Symbols in rugs are also often hard to interpret, and many were very personal to the weaver and her tribe. Again, we use our experience alongside years of study when we try to explain symbols and motifs, and we try our best to avoid romanticising or wrongly describing designs and stories. It is true that old rugs are full of complex details and histories that we no longer see in newer rugs, and sometimes their true meanings have simply been lost with age. We think that just adds to their appeal

A Maroc Tribal vintage Beni Ouarain carpet in designer  Abigail Ahern’s  home

A Maroc Tribal vintage Beni Ouarain carpet in designer Abigail Ahern’s home

Protecting Rural Morocco

We are also very aware that chemical run off from textile production is a cause of river pollution around the world. In the last ten years or so we’ve seen how harmful chemicals used to ‘wash’ new Berber carpets or to ‘age’ or ‘fade’ them and then pass them off as vintage are making some rivers sad and barren places. We source all our rugs ourselves in Berber villages and make sure to buy only original and genuinely old carpets or, if we’re sourcing new ones, to buy those woven in hand spun wool that has not been treated

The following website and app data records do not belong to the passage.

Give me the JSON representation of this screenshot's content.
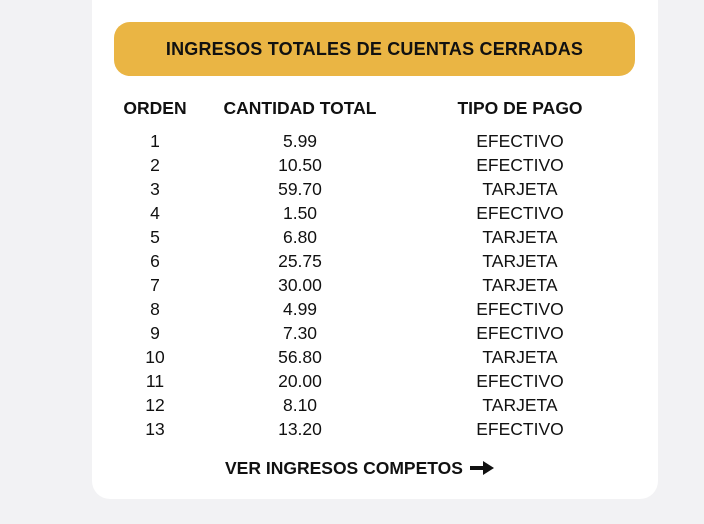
{
  "banner": {
    "title": "INGRESOS TOTALES DE CUENTAS CERRADAS"
  },
  "table": {
    "headers": [
      "ORDEN",
      "CANTIDAD TOTAL",
      "TIPO DE PAGO"
    ],
    "rows": [
      [
        "1",
        "5.99",
        "EFECTIVO"
      ],
      [
        "2",
        "10.50",
        "EFECTIVO"
      ],
      [
        "3",
        "59.70",
        "TARJETA"
      ],
      [
        "4",
        "1.50",
        "EFECTIVO"
      ],
      [
        "5",
        "6.80",
        "TARJETA"
      ],
      [
        "6",
        "25.75",
        "TARJETA"
      ],
      [
        "7",
        "30.00",
        "TARJETA"
      ],
      [
        "8",
        "4.99",
        "EFECTIVO"
      ],
      [
        "9",
        "7.30",
        "EFECTIVO"
      ],
      [
        "10",
        "56.80",
        "TARJETA"
      ],
      [
        "11",
        "20.00",
        "EFECTIVO"
      ],
      [
        "12",
        "8.10",
        "TARJETA"
      ],
      [
        "13",
        "13.20",
        "EFECTIVO"
      ]
    ]
  },
  "footer": {
    "link_label": "VER INGRESOS COMPETOS",
    "link_icon": "arrow-right-icon"
  },
  "colors": {
    "banner": "#eab544",
    "background": "#f2f2f4",
    "card": "#ffffff",
    "text": "#111111"
  }
}
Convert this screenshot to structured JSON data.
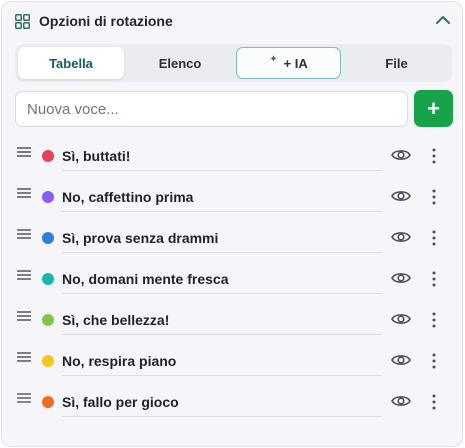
{
  "header": {
    "title": "Opzioni di rotazione",
    "grid_icon": "grid-icon",
    "collapse_icon": "chevron-up-icon"
  },
  "tabs": [
    {
      "label": "Tabella",
      "active": true
    },
    {
      "label": "Elenco",
      "active": false
    },
    {
      "label": "+ IA",
      "icon": "sparkle-icon",
      "active": false
    },
    {
      "label": "File",
      "active": false
    }
  ],
  "new_item": {
    "placeholder": "Nuova voce...",
    "value": "",
    "add_icon": "plus-icon"
  },
  "items": [
    {
      "label": "Sì, buttati!",
      "color": "#e8425b"
    },
    {
      "label": "No, caffettino prima",
      "color": "#8b5cf6"
    },
    {
      "label": "Sì, prova senza drammi",
      "color": "#2f7de1"
    },
    {
      "label": "No, domani mente fresca",
      "color": "#14b8a6"
    },
    {
      "label": "Sì, che bellezza!",
      "color": "#7ac943"
    },
    {
      "label": "No, respira piano",
      "color": "#f5c518"
    },
    {
      "label": "Sì, fallo per gioco",
      "color": "#f26b21"
    }
  ],
  "colors": {
    "accent": "#17a34a",
    "active_tab_text": "#155e52",
    "ia_border": "#7dbfb5"
  }
}
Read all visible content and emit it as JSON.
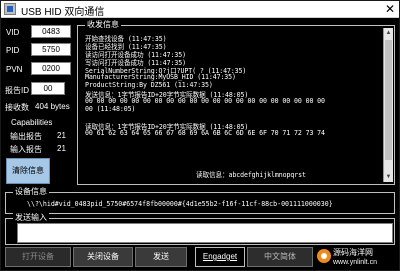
{
  "window": {
    "title": "USB HID 双向通信",
    "close_glyph": "✕"
  },
  "left_panel": {
    "vid_label": "VID",
    "vid_value": "0483",
    "pid_label": "PID",
    "pid_value": "5750",
    "pvn_label": "PVN",
    "pvn_value": "0200",
    "report_id_label": "报告ID",
    "report_id_value": "00",
    "bytes_received_label": "接收数",
    "bytes_received_value": "404 bytes",
    "capabilities_label": "Capabilities",
    "output_report_label": "输出报告",
    "output_report_value": "21",
    "input_report_label": "输入报告",
    "input_report_value": "21",
    "clear_button": "清除信息"
  },
  "receive_group": {
    "title": "收发信息",
    "lines": [
      "开始查找设备 (11:47:35)",
      "设备已经找到 (11:47:35)",
      "读访问打开设备成功 (11:47:35)",
      "写访问打开设备成功 (11:47:35)",
      "SerialNumberString:Q?j口?UPT( ? (11:47:35)",
      "ManufacturerString:MyUSB_HID (11:47:35)",
      "ProductString:By DZ561 (11:47:35)",
      "发送信息：1字节报告ID+20字节实际数据 (11:48:05)",
      "00 00 00 00 00 00 00 00 00 00 00 00 00 00 00 00 00 00 00 00 00",
      "00 (11:48:05)",
      "读取信息：1字节报告ID+20字节实际数据 (11:48:05)",
      "00 61 62 63 64 65 66 67 68 69 6A 6B 6C 6D 6E 6F 70 71 72 73 74",
      "读取信息：abcdefghijklmnopqrst"
    ]
  },
  "device_group": {
    "title": "设备信息",
    "path": "\\\\?\\hid#vid_0483pid_5750#6574f8fb00000#{4d1e55b2-f16f-11cf-88cb-001111000030}"
  },
  "send_group": {
    "title": "发送输入",
    "value": ""
  },
  "buttons": {
    "open": "打开设备",
    "close_device": "关闭设备",
    "send": "发送",
    "english": "Engadget",
    "language": "中文简体"
  },
  "watermark": {
    "text": "源码海洋网",
    "url": "www.ynlinlt.cn"
  }
}
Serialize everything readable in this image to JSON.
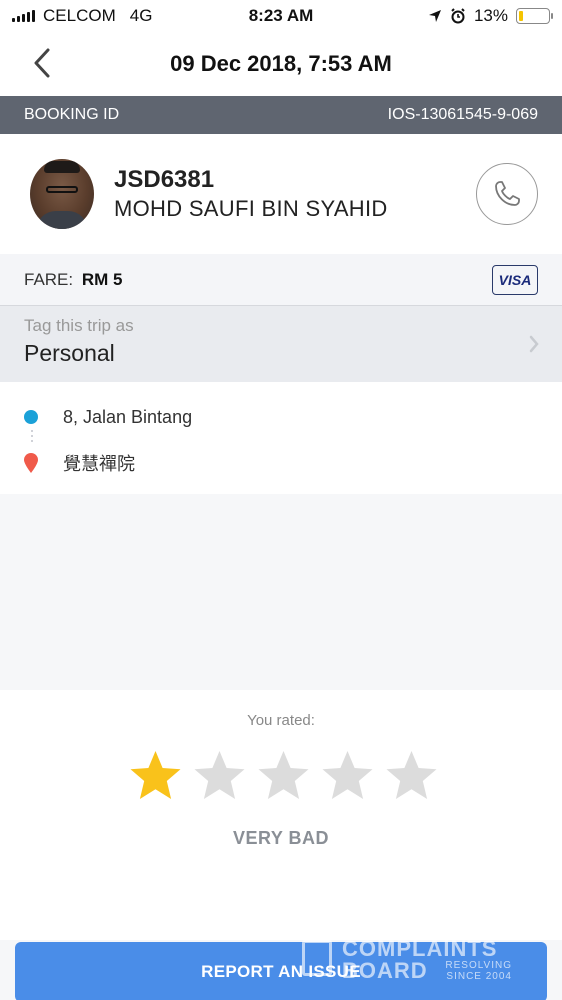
{
  "status_bar": {
    "carrier": "CELCOM",
    "network": "4G",
    "time": "8:23 AM",
    "battery_percent": "13%",
    "battery_level": 0.13,
    "battery_color": "#f5c400"
  },
  "nav": {
    "title": "09 Dec 2018, 7:53 AM",
    "back_icon": "chevron-left-icon"
  },
  "booking": {
    "label": "BOOKING ID",
    "id": "IOS-13061545-9-069"
  },
  "driver": {
    "plate": "JSD6381",
    "name": "MOHD SAUFI BIN SYAHID",
    "call_icon": "phone-icon"
  },
  "fare": {
    "label": "FARE:",
    "amount": "RM 5",
    "payment_method": "VISA"
  },
  "tag_trip": {
    "label": "Tag this trip as",
    "value": "Personal"
  },
  "route": {
    "pickup": "8, Jalan Bintang",
    "dropoff": "覺慧禪院",
    "pickup_color": "#1ba1d8",
    "dropoff_color": "#f05a4a"
  },
  "rating": {
    "label": "You rated:",
    "stars_total": 5,
    "stars_selected": 1,
    "text": "VERY BAD",
    "active_color": "#f9c21b",
    "inactive_color": "#dcdcdc"
  },
  "report": {
    "label": "REPORT AN ISSUE",
    "color": "#4a8de8"
  },
  "watermark": {
    "line1": "COMPLAINTS",
    "line2": "BOARD",
    "tagline1": "RESOLVING",
    "tagline2": "SINCE 2004"
  }
}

We want to protect Morocco’s beautiful rivers and lakes

We want to protect Morocco’s beautiful rivers and lakes

We never mind sharing how we source rugs and what we think is important, because we want to champion a fast receding Berber culture. Mo was born in the Berber mountains in the north of Morocco and grew up there, speaking both Arabic and Berber. Wool is in his blood. He spends months on the road in Morocco, getting out to little villages and meeting with people who want to sell rugs. And paying a fair and good price. He can speak to grandmothers who tell how rugs were woven many years ago. We hear many tales. We haven’t been to Marrakech in years as it’s not a traditional Berber rug weaving region and we aren’t interested in rugs whose provenance we can’t be certain of

That’s how we do it - rural, authentic and honest and seeped in history and culture

Found on one of our expeditions - a huge hand woven Beni Mguild carpet

Found on one of our expeditions - a huge hand woven Beni Mguild carpet